▶ _What the task asks_
Copy out the records again. Change nothing.

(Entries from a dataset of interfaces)
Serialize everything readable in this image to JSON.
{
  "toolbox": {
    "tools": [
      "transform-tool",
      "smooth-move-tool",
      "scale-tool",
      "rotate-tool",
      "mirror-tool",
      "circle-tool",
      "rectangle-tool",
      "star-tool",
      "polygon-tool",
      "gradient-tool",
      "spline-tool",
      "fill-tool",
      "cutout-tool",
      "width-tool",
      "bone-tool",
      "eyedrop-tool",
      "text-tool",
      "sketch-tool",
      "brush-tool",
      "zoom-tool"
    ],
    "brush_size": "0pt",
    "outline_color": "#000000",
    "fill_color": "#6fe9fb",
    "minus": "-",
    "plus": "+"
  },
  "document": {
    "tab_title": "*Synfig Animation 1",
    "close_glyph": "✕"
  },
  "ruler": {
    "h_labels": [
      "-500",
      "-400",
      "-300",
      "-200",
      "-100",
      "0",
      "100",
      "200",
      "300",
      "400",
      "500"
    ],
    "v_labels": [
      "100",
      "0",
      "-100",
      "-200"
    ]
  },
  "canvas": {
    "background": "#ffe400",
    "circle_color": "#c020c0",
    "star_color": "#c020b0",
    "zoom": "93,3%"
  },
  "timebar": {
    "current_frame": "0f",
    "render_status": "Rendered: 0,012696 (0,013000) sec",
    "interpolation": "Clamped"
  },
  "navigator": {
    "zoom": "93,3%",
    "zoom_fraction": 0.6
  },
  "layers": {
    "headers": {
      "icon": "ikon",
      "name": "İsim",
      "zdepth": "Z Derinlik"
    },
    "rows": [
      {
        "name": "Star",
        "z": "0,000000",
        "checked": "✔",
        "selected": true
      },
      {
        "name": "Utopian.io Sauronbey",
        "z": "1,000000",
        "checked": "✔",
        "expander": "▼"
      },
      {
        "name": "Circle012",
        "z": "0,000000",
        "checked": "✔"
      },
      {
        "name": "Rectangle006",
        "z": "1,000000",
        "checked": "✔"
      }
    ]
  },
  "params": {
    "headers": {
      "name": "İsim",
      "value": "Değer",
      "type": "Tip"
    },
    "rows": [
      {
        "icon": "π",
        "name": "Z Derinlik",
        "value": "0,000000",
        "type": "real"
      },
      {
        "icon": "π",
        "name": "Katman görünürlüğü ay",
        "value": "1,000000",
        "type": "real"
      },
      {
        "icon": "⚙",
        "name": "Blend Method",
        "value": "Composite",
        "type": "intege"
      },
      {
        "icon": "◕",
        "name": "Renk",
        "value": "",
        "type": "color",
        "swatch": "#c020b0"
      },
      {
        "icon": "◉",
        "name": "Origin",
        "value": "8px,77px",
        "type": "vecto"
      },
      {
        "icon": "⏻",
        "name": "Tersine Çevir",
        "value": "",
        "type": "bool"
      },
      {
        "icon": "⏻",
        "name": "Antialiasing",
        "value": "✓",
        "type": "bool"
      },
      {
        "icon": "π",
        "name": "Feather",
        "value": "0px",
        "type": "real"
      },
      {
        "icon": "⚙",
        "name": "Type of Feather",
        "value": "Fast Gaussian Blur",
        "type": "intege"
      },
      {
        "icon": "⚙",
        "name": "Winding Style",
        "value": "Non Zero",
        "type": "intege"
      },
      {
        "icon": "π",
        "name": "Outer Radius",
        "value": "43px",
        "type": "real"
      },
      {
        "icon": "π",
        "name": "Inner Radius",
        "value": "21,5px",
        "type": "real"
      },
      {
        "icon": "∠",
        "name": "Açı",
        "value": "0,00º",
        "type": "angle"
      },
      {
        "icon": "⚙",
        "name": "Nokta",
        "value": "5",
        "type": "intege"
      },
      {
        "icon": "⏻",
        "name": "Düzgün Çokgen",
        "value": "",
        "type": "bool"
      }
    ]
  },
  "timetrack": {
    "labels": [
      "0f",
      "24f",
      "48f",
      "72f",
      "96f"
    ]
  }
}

▶ _Answer section_
Serialize everything readable in this image to JSON.
{
  "toolbox": {
    "tools": [
      "transform-tool",
      "smooth-move-tool",
      "scale-tool",
      "rotate-tool",
      "mirror-tool",
      "circle-tool",
      "rectangle-tool",
      "star-tool",
      "polygon-tool",
      "gradient-tool",
      "spline-tool",
      "fill-tool",
      "cutout-tool",
      "width-tool",
      "bone-tool",
      "eyedrop-tool",
      "text-tool",
      "sketch-tool",
      "brush-tool",
      "zoom-tool"
    ],
    "brush_size": "0pt",
    "outline_color": "#000000",
    "fill_color": "#6fe9fb",
    "minus": "-",
    "plus": "+"
  },
  "document": {
    "tab_title": "*Synfig Animation 1",
    "close_glyph": "✕"
  },
  "ruler": {
    "h_labels": [
      "-500",
      "-400",
      "-300",
      "-200",
      "-100",
      "0",
      "100",
      "200",
      "300",
      "400",
      "500"
    ],
    "v_labels": [
      "100",
      "0",
      "-100",
      "-200"
    ]
  },
  "canvas": {
    "background": "#ffe400",
    "circle_color": "#c020c0",
    "star_color": "#c020b0",
    "zoom": "93,3%"
  },
  "timebar": {
    "current_frame": "0f",
    "render_status": "Rendered: 0,012696 (0,013000) sec",
    "interpolation": "Clamped"
  },
  "navigator": {
    "zoom": "93,3%",
    "zoom_fraction": 0.6
  },
  "layers": {
    "headers": {
      "icon": "ikon",
      "name": "İsim",
      "zdepth": "Z Derinlik"
    },
    "rows": [
      {
        "name": "Star",
        "z": "0,000000",
        "checked": "✔",
        "selected": true
      },
      {
        "name": "Utopian.io Sauronbey",
        "z": "1,000000",
        "checked": "✔",
        "expander": "▼"
      },
      {
        "name": "Circle012",
        "z": "0,000000",
        "checked": "✔"
      },
      {
        "name": "Rectangle006",
        "z": "1,000000",
        "checked": "✔"
      }
    ]
  },
  "params": {
    "headers": {
      "name": "İsim",
      "value": "Değer",
      "type": "Tip"
    },
    "rows": [
      {
        "icon": "π",
        "name": "Z Derinlik",
        "value": "0,000000",
        "type": "real"
      },
      {
        "icon": "π",
        "name": "Katman görünürlüğü ay",
        "value": "1,000000",
        "type": "real"
      },
      {
        "icon": "⚙",
        "name": "Blend Method",
        "value": "Composite",
        "type": "intege"
      },
      {
        "icon": "◕",
        "name": "Renk",
        "value": "",
        "type": "color",
        "swatch": "#c020b0"
      },
      {
        "icon": "◉",
        "name": "Origin",
        "value": "8px,77px",
        "type": "vecto"
      },
      {
        "icon": "⏻",
        "name": "Tersine Çevir",
        "value": "",
        "type": "bool"
      },
      {
        "icon": "⏻",
        "name": "Antialiasing",
        "value": "✓",
        "type": "bool"
      },
      {
        "icon": "π",
        "name": "Feather",
        "value": "0px",
        "type": "real"
      },
      {
        "icon": "⚙",
        "name": "Type of Feather",
        "value": "Fast Gaussian Blur",
        "type": "intege"
      },
      {
        "icon": "⚙",
        "name": "Winding Style",
        "value": "Non Zero",
        "type": "intege"
      },
      {
        "icon": "π",
        "name": "Outer Radius",
        "value": "43px",
        "type": "real"
      },
      {
        "icon": "π",
        "name": "Inner Radius",
        "value": "21,5px",
        "type": "real"
      },
      {
        "icon": "∠",
        "name": "Açı",
        "value": "0,00º",
        "type": "angle"
      },
      {
        "icon": "⚙",
        "name": "Nokta",
        "value": "5",
        "type": "intege"
      },
      {
        "icon": "⏻",
        "name": "Düzgün Çokgen",
        "value": "",
        "type": "bool"
      }
    ]
  },
  "timetrack": {
    "labels": [
      "0f",
      "24f",
      "48f",
      "72f",
      "96f"
    ]
  }
}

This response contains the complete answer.